**Task prompt:**
Scan the data for lines with "label" and report the count by itself.

--------------------------------------------------

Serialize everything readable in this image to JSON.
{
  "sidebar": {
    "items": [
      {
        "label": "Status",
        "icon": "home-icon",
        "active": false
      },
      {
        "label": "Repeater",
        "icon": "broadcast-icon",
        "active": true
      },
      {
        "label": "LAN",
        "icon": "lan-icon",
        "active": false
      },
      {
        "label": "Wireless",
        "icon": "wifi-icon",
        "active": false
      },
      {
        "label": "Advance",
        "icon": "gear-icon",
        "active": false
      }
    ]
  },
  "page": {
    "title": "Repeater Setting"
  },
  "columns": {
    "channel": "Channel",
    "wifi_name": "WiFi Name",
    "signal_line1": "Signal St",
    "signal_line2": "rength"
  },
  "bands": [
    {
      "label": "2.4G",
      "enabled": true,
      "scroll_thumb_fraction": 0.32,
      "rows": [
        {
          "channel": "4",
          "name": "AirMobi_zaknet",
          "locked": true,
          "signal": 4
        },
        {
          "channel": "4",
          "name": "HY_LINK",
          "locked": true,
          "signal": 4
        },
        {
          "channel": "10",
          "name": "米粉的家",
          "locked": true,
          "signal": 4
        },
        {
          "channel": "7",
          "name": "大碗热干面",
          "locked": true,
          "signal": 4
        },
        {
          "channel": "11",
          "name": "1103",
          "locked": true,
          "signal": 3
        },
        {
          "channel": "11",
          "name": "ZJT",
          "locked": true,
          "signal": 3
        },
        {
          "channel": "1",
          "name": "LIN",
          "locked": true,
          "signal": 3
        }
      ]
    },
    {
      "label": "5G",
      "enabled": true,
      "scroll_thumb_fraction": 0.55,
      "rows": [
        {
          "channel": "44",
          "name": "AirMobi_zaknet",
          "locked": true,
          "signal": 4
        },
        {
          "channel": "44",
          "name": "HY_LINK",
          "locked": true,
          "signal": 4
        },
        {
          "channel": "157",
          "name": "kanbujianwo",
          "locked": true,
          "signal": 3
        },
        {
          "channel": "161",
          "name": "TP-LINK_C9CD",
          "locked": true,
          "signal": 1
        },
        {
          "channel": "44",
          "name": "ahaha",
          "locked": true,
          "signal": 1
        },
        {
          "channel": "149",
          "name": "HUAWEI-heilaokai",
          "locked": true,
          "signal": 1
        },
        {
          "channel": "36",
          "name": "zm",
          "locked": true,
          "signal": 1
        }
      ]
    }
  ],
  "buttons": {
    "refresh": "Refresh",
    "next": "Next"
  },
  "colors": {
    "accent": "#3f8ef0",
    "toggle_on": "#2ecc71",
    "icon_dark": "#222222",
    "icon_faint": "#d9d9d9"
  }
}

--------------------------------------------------

**Output for this exercise:**
7